    Nottingham is a key competitor for Birmingham and this has forced Nottingham into also making these offers. But that means they both lose it as a USP. It's a offer "arms race" that puts the universities needs ahead of the students.
    • Section Leader
    Offline

    21
    ReputationRep:
    Section Leader
    (Original post by PQ)
    "Throughout the period, applicants holding unconditional firm choices were more likely to miss their predicted attainment by two or more grades, compared to applicants holding conditional firm choices. In 2015, applicants holding unconditional firm offers were 23 per cent more likely to miss their predicted attainment by two or more grades, compared to applicants holding conditional firm offers."
    https://www.ucas.com/file/71796/download?token=D4uuSzur
    Wow.

    And the use of these offers is definitely increasing:
    Name:  Screen Shot 2018-02-16 at 13.37.12.jpg
Views: 33
Size:  173.1 KB
    • Very Important Poster
    Online

    19
    Very Important Poster
    (Original post by Doonesbury)
    Birmingham is the worst offender - it's a clear marketing strategy by them, and not necessarily in the interests of the student. Birmingham is only interested in securing bums on seats ahead of their competitors.

    Nottingham is a key competitor for Birmingham and this has forced Nottingham into also making these offers. But that means they both lose it as a USP. It's a offer "arms race" that puts the universities needs ahead of the students.
    I'd need more data and analysis to see the effects on the students and sector. This is what happens when you get a quasi market though.
    • Very Important Poster
    Online

    19
    Very Important Poster
    (Original post by PQ)
    "Throughout the period, applicants holding unconditional firm choices were more likely to miss their predicted attainment by two or more grades, compared to applicants holding conditional firm choices. In 2015, applicants holding unconditional firm offers were 23 per cent more likely to miss their predicted attainment by two or more grades, compared to applicants holding conditional firm offers."
    https://www.ucas.com/file/71796/download?token=D4uuSzur
    Ello.

    I would be more interested in the long term degree outcomes. If students want to slack then more fool them. Better student education. Not outraged they do it though.
    • TSR Support Team
    Offline

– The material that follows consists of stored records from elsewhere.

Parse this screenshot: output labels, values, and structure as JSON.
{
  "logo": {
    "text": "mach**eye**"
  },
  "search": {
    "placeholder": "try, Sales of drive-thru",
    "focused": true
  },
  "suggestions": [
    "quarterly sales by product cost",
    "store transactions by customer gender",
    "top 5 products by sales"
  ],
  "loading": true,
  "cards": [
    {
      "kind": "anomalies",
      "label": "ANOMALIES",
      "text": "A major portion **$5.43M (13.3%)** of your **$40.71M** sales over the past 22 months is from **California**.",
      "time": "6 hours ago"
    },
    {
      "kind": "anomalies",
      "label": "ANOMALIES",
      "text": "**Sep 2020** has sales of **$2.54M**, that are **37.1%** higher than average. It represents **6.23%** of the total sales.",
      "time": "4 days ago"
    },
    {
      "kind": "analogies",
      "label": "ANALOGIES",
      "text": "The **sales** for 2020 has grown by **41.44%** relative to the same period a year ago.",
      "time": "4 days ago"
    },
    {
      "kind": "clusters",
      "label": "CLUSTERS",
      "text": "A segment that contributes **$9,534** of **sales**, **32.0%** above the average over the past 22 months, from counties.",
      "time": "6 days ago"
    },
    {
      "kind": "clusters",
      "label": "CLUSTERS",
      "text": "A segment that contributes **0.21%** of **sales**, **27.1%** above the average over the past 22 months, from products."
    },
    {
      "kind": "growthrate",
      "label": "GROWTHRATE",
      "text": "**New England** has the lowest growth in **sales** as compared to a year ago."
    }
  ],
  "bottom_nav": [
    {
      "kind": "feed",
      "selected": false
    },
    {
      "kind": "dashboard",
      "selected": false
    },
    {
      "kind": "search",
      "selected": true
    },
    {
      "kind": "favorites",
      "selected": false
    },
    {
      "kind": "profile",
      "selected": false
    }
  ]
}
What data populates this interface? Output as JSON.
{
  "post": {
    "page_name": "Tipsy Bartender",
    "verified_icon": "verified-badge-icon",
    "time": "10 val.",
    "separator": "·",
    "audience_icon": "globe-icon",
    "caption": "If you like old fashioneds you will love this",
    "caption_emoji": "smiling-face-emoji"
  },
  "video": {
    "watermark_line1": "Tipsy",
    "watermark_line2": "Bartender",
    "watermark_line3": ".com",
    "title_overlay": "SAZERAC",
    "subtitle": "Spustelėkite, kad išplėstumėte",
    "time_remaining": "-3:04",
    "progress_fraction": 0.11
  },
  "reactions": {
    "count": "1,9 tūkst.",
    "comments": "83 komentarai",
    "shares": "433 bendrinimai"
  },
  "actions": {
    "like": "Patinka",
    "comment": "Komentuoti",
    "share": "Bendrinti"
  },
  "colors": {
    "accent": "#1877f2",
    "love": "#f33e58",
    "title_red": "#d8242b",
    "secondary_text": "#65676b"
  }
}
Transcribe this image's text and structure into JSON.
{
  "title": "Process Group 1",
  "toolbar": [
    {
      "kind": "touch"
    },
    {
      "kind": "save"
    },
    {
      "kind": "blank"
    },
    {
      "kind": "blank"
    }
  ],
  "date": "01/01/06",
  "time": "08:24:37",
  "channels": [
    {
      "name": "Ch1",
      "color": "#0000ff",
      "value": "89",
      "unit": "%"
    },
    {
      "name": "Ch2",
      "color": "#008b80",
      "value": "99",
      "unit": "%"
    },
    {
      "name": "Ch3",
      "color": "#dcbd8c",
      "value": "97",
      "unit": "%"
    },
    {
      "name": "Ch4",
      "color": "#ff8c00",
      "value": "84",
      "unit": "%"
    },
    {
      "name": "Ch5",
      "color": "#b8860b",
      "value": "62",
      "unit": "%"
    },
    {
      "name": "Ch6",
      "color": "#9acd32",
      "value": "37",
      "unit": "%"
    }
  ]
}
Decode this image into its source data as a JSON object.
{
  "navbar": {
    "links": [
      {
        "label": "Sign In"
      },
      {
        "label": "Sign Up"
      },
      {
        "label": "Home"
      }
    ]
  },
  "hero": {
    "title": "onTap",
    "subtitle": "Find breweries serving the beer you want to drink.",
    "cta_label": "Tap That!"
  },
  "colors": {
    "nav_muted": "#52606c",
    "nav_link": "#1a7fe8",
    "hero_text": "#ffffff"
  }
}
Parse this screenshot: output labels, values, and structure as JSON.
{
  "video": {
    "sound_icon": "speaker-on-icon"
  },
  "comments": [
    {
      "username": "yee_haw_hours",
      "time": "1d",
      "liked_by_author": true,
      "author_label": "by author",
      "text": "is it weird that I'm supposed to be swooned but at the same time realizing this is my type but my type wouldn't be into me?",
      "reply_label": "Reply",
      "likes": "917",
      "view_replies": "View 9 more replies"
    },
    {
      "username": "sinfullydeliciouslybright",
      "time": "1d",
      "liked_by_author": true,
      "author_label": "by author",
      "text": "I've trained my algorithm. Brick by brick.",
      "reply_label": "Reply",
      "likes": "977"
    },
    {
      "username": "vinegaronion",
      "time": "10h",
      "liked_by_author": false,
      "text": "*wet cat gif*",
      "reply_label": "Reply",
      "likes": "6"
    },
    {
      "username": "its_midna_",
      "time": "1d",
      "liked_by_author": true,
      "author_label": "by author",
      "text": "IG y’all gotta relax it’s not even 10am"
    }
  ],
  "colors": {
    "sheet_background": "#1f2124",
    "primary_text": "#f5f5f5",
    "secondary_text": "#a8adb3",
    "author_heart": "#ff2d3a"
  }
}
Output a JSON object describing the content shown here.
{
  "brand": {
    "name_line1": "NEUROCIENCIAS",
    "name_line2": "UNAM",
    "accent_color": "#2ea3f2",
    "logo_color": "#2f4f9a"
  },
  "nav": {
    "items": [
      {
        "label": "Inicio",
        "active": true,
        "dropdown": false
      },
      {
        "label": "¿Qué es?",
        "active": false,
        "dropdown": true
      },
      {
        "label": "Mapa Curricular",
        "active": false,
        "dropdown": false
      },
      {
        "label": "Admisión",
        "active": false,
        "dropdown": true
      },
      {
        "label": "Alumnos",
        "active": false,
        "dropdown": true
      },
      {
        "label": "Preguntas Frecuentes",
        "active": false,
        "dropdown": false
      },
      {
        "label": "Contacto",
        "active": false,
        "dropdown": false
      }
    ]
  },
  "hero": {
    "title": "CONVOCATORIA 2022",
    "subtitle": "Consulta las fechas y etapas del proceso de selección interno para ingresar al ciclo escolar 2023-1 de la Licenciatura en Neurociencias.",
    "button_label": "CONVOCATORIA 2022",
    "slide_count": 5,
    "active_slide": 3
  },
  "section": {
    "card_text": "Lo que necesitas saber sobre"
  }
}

    21
    ReputationRep:
    TSR Support Team
    AS levels are gone... GCSEs probably should go (and I expect they will be axed sooner or later), if that happens then unis are going to have to get used to judging applicants on references and predicted grades alone, will they be able to do that under the current system?

    (Original post by Plagioclase)
    I do agree that it's bribery, on the other hand I find it hard to blame the universities when this is a pretty obvious consequence of the government trying to turn higher education into a market place. They've turned university into a commodity, and they're now shocked when universities are competing for funds.
    I agree. The marketization of higher education and tying university funding directly to student numbers was a terrible idea, but unfortunately nothing will be done about it so long as the Tories are in power.
 
 
 
Poll
Do you agree with the proposed ban on plastic straws and cotton buds?
Useful resources
Uni match

Applying to uni?

Our tool will help you find the perfect course

Articles:

Debate and current affairs guidelinesDebate and current affairs wiki

Quick link:

Educational debate unanswered threads

Groups associated with this forum:

View associated groups

The Student Room, Get Revising and Marked by Teachers are trading names of The Student Room Group Ltd.

Register Number: 04666380 (England and Wales), VAT No. 806 8067 22 Registered Office: International House, Queens Road, Brighton, BN1 3XE

Write a reply...
Reply
Hide
Reputation gems: You get these gems as you gain rep from other members for making good contributions and giving helpful advice.